Nostalgia is often at the heart of my work as a documentary family photographer. I try to create imagery for families that embraces the reality of modern life today whilst embedding a time bomb of nostalgia to enjoy later. Honest moments captured in their cultural context can include visual and emotional layers of meaning that reveal themselves as times change. So, embracing nostalgia - through representing the modern - as an attribute of a work appealed to me. 

The first photograph in the project was Damien’s. I’d photographed him at home with his family and I was drawn to his strong and confident sense of individuality. I made an environmental portrait of him wearing his favourite dress and the phrase “Damien has a dress” popped in my head and stayed there until the project idea was fully formed. The wording: Hey! Be. See. was also sitting in my head as a potential title for something in the future. I instantly put the two together. 

I decided to broadly include two types of photograph and two types of theme, each presented in the same way. Moment based documentary family imagery would be combined with environmental portraiture. Thematically, common experiences of childhood are then combined with unique aspects of individual children. Each photograph is then presented alongside text in the same format as the original ABC artwork, with an attempt to reference the hand printed font style. I felt that this combination would allow me to embed the core aims of my documentary family work throughout the project: championing individuality in children and families; and honestly representing modern family life. 

I looked through my archive and found moment driven photographs that were a good fit: William with his wobbly tooth and Beatrice with her bats. I also approached families to make new portraits and this process is still ongoing. Some letters have more than one photograph to allow for balance in the final edit. It’s quite a puzzle! I love the apparent surface simplicity - something in common with the original painted artwork - but then the realisation of the complex structure underneath. In painting, anything is possible. In documentary photography, only the real makes it into the frame. 

Authenticity is critical to the project. Victoire has a wonderfully strong personality and uses her young voice with confidence, so “Victoire has a voice” instantly felt right. Felix likes flags, but he also likes fossils and plenty of other things. I chose the “Felix has flags” portrait because of the honesty in his stance in the portrait as well as the inclusion of his own artwork in the image. I’m hoping for a balance of some lighter pages with humour or irreverence, and the comforting familiarity of birthday parties and wobbly teeth, alongside thought provoking images. I photographed Xavier with his extra special baby photo, showing the evidence of his IVF journey. (I thought a little licence for X was ok!). I’m also hoping to capture something of the journey through the ages; preschooler Akash with his art gallery and Isabella at the end of primary school with the internet. 
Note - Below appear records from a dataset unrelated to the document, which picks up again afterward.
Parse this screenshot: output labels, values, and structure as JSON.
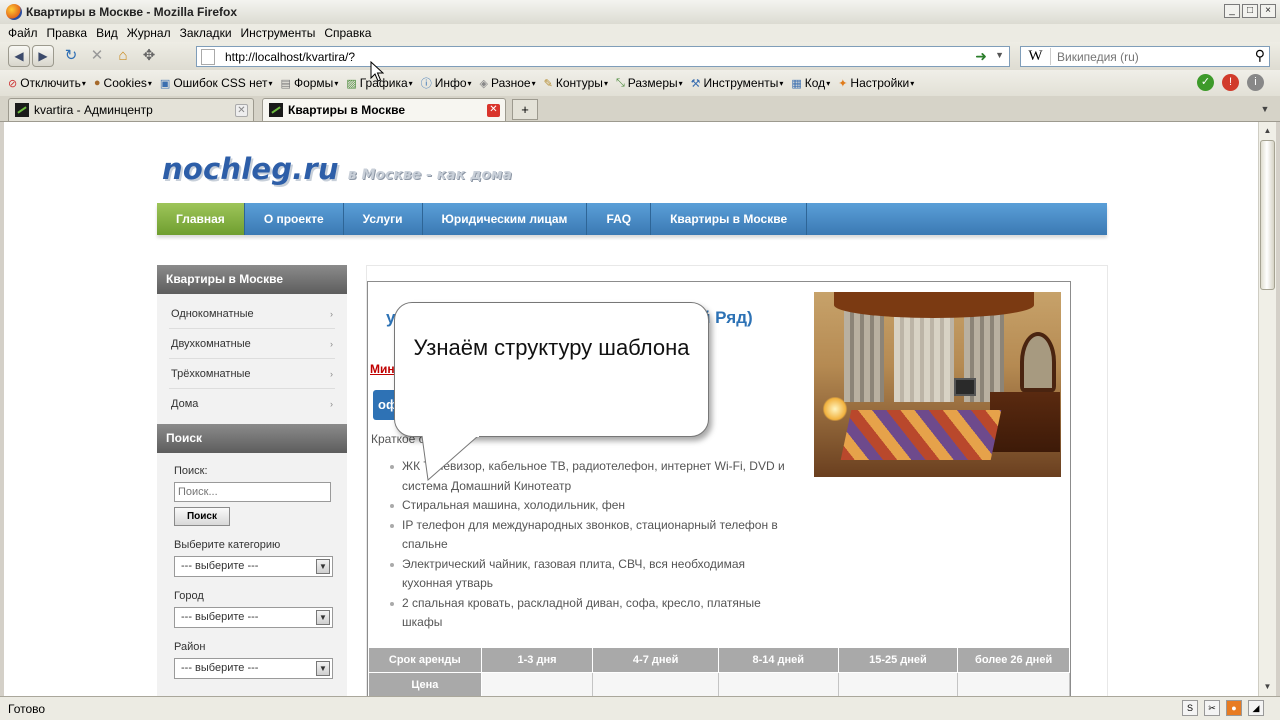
{
  "window": {
    "title": "Квартиры в Москве - Mozilla Firefox",
    "controls": [
      "_",
      "□",
      "×"
    ]
  },
  "menu": [
    "Файл",
    "Правка",
    "Вид",
    "Журнал",
    "Закладки",
    "Инструменты",
    "Справка"
  ],
  "navigation": {
    "url": "http://localhost/kvartira/?",
    "search_placeholder": "Википедия (ru)",
    "search_engine_glyph": "W"
  },
  "webdev_toolbar": [
    "Отключить",
    "Cookies",
    "Ошибок CSS нет",
    "Формы",
    "Графика",
    "Инфо",
    "Разное",
    "Контуры",
    "Размеры",
    "Инструменты",
    "Код",
    "Настройки"
  ],
  "tabs": [
    {
      "label": "kvartira - Админцентр",
      "active": false
    },
    {
      "label": "Квартиры в Москве",
      "active": true
    }
  ],
  "site": {
    "logo": "nochleg.ru",
    "slogan": "в Москве - как дома",
    "nav": [
      {
        "label": "Главная",
        "active": true
      },
      {
        "label": "О проекте",
        "active": false
      },
      {
        "label": "Услуги",
        "active": false
      },
      {
        "label": "Юридическим лицам",
        "active": false
      },
      {
        "label": "FAQ",
        "active": false
      },
      {
        "label": "Квартиры в Москве",
        "active": false
      }
    ],
    "sidebar": {
      "menu_title": "Квартиры в Москве",
      "menu_items": [
        "Однокомнатные",
        "Двухкомнатные",
        "Трёхкомнатные",
        "Дома"
      ],
      "search_title": "Поиск",
      "search_label": "Поиск:",
      "search_placeholder": "Поиск...",
      "search_button": "Поиск",
      "category_label": "Выберите категорию",
      "city_label": "Город",
      "district_label": "Район",
      "select_default": "--- выберите ---"
    },
    "listing": {
      "title_start": "у",
      "title_end": "й Ряд)",
      "metro": "Мин",
      "badge": "оф",
      "short_label": "Краткое опи",
      "features": [
        "ЖК Телевизор, кабельное ТВ, радиотелефон, интернет Wi-Fi, DVD и система Домашний Кинотеатр",
        "Стиральная машина, холодильник, фен",
        "IP телефон для международных звонков, стационарный телефон в спальне",
        "Электрический чайник,  газовая плита, СВЧ, вся необходимая кухонная утварь",
        "2 спальная кровать, раскладной диван, софа, кресло, платяные шкафы"
      ],
      "rent_table": {
        "header": [
          "Срок аренды",
          "1-3 дня",
          "4-7 дней",
          "8-14 дней",
          "15-25 дней",
          "более 26 дней"
        ],
        "price_label": "Цена",
        "prices": [
          "",
          "",
          "",
          "",
          ""
        ]
      }
    }
  },
  "callout_text": "Узнаём структуру шаблона",
  "status": "Готово",
  "colors": {
    "nav_blue": "#4a8cc6",
    "nav_active_green": "#86b346",
    "logo_blue": "#2d5ea8",
    "title_blue": "#2d72b5",
    "metro_red": "#c00000"
  }
}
I’ve always loved the concept of artists making order out of chaos; something I’ve continually felt drawn to in my documentary family work. I’m hoping for a finished project that means something to others and entertains and perhaps empowers their children, but I’m also enjoying the puzzle-like process of creating a project with such tight restrictions. It’s said that restriction breeds creativity - another concept that appeals to me, particularly when applied to the photojournalistic ethos that runs through documentary family work. I feel lots of pairings and circles - ultimately an awareness of form - running through the project. I would love for the project to come full circle and eventually take the form of a little square book. 

Hey! Be. See. is in progress on Alice’s website.

IG @alicechapmanphotography

Images © Alice Chapman